Zaragoza’s resistance before Napoleon’s army in the terrible years 1808-09 shows the determination for independence of those of the now autonomous region of Aragon, Spain. In June 1808, Napoleon’s siege was lifted and the Aragonese sang, “The Virgin of Pilar will never be French.” Sadly, the French returned and half of the inhabitants (54,000) died by combat, famine and epidemics.

Zaragoza of song

In James Michener’s only travel book, “Iberia,” he quotes from a zarzuela (brief light opera) as follows:

Mudéjar details highlight the cupolas of Zaragoza’s Baroque Pilar Basilica.

“At last I look upon you, famous Ebro… Once more I tread the soil of Zaragoza; there is the Seo and there the Pilar.”

The Ebro, of course, is Zaragoza’s river; La Seo and Pilar both were cited by the UNESCO World Heritage Center in 2001.

Zaragoza’s first cathedral, the Cathedral de San Salvador, commonly known as La Seo, is the most significant and most historical building in Aragon, representing medieval, Renaissance and Baroque styles. When it was extended, at the height of Zaragoza Mudéjar at the end of the 15th century, Aragonese masters in collaboration with their counterparts from Seville turned a simple brick wall into a true multicolored tapestry.

Zaragoza is known worldwide for the Baroque Pilar Basilica, the other of Zaragoza’s two cathedrals and, for 2,000 years, a destination for Christian pilgrims of all denominations. On Jan. 2, A.D. 40, according to tradition, the Virgin appeared miraculously to comfort the Apostle James, and left on the site the venerated pillar.

Its chapel is virtually a miniature church in its own, built around the original site of the miraculous pillar, which resides in a niche supporting the Virgin, who appears as a tiny Gothic statue haloed in precious stones. Priests change the symbol’s dress daily. Pilgrims line to kiss the jasper pillar through an aperture at the back of the chapel.

The basilica also features two mural frescoes painted by the young Goya.

Renaissance Zaragoza

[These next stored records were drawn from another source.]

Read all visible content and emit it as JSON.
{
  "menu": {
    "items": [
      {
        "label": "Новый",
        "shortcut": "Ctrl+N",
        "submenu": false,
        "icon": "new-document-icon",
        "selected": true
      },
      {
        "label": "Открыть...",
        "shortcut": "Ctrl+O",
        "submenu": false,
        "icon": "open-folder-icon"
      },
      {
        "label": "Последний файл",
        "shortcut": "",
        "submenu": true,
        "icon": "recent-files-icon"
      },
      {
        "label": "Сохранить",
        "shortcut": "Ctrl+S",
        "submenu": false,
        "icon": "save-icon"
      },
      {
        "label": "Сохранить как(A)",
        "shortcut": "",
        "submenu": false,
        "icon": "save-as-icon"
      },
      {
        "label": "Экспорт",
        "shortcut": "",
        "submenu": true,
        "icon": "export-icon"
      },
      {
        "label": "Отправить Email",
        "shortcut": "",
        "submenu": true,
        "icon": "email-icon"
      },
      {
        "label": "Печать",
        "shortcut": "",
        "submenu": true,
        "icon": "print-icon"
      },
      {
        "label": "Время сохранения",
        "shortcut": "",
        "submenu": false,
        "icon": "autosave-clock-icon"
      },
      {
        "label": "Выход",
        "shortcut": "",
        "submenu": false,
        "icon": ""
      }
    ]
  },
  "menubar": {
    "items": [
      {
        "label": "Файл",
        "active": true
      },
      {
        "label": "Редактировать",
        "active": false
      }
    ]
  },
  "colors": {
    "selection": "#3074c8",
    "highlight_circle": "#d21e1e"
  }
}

From the period of Renaissance, a multitude of palatial houses reflects the sumptuousness of Zaragoza in the 15th century. Museums, such as the one dedicated to sculptor Pablo Ga­rgallo, and exhibitions of Aragonese art represent the period.

The dramatic Argillo Palace is an example of Renaissance palaces between 1659 and 1661. It was declared a National Monument in 1943. The façade shows the characteristic use of facing bricks, and the gallery impresses with false arches and jutting wooden eaves, which are highlighted by the translucent roof over the central courtyard, which was installed in 2001.

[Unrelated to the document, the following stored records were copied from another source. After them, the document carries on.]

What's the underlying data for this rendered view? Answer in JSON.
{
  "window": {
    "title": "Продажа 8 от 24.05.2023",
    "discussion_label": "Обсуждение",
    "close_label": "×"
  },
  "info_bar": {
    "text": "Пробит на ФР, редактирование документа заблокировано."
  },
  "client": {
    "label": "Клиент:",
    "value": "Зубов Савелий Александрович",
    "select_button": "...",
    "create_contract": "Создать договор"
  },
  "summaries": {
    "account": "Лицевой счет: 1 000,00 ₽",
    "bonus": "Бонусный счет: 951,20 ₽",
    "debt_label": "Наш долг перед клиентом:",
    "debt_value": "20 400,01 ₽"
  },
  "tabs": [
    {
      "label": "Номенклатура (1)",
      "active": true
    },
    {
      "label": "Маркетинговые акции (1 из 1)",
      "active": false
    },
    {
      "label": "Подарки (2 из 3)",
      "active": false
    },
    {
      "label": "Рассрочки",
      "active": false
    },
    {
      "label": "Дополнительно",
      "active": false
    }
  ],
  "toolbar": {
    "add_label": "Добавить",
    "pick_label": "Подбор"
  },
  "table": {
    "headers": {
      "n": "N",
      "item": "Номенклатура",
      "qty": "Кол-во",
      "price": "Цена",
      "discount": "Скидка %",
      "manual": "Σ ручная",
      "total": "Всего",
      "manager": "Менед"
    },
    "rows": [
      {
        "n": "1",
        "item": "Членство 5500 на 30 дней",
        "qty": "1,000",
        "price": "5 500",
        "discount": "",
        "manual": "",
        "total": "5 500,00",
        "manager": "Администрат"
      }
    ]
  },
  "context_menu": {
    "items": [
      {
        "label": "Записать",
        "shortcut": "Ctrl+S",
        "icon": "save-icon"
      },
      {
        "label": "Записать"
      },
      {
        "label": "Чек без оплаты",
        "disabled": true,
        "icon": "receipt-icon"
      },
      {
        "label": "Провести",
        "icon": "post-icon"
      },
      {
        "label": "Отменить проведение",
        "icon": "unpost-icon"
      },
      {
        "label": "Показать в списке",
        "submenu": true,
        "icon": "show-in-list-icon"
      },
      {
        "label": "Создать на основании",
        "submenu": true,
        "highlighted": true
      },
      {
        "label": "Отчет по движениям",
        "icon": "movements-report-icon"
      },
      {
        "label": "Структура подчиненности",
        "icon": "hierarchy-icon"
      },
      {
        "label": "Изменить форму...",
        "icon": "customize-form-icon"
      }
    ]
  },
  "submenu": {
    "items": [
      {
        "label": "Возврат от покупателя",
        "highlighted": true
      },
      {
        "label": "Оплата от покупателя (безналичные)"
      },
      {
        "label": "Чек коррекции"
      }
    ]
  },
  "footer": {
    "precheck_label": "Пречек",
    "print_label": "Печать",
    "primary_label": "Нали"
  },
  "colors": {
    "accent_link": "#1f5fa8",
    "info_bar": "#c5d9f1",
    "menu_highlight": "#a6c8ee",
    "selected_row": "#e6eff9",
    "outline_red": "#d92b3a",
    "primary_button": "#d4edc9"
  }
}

It is home to the Pablo Gargallo Museum. The Zaragoza artist worked successively through periods of copper, lead, bronze and iron creations. After his death, his heirs donated for the museum 82 sculptures, 70 drawings, 12 sets of cardboard templates and biographical materials repeating Gargallo’s themes and media.

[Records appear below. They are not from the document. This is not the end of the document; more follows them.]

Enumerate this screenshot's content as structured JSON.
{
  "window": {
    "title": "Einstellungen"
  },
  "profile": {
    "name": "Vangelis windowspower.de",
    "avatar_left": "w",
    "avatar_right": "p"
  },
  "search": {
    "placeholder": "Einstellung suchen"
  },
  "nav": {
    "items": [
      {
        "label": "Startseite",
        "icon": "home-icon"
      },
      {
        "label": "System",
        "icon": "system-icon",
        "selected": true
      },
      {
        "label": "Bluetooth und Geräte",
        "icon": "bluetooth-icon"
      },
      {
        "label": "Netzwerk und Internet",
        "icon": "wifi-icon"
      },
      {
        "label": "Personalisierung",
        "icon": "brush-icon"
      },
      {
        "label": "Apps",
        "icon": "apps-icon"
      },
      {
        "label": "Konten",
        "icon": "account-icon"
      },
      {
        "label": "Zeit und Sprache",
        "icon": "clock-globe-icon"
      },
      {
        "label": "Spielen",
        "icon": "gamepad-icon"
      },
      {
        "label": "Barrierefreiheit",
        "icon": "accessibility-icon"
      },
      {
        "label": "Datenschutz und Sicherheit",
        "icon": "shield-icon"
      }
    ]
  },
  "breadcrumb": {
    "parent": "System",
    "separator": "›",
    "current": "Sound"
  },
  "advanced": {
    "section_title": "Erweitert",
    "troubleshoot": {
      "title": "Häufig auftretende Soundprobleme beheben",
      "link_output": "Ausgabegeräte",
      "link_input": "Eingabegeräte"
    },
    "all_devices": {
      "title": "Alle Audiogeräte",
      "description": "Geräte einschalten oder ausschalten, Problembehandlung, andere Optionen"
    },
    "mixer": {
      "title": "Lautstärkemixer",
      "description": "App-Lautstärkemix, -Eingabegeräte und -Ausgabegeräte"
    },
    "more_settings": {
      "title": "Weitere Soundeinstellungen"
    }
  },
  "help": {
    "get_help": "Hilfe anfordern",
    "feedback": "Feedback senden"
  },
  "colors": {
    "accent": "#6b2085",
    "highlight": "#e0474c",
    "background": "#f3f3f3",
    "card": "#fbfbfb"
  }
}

Foodie city

The Palace of Oranges in Zaragoza’s Aljaferia Palace dates from the Moorish occupation.

Zaragoza is well known for its impressive cuisine. One can enjoy the results of fusion at any of the many restaurants, cafés and bars, which has meant that tapeo (going for tapas) is considered a “must do” in Zaragoza. The main areas in which tapas are turned into an art form are the Old Town, the Center and the University Zone.

Informal tapas restaurants such as Casa de Comida la Republicana, Café de Levante, Cerveceria Mayor, Café Babel, Bar Restaurante Antiguo Paraíso, Pizzeria Augusta, Taberna Doña Casta, Bar La Tasquillia de Pedro and La Bodeguilla de Santa Cruz, as well as Azoque Restaurant, are a great treat. Las Carboneras features a dinner-and-flamenco show popular with tourists.

I thank the Tourist Office of Spain, Chicago (312/642-1992, www.spain.info), and the Zaragoza Tourist Board (phone [0034] 902 201 212, www.zaragozatourismo.es) for arranging my visit to Zaragoza. We stayed at the 4-star Hotel Catalonia Zaragoza Plaza (phone 34-976-205858, www.hoteles-catalonia.com), with rooms from €82 (near $109). It is centrally located near the Pilar Basilica amidst a swarm of restaurants featuring delicious tapas.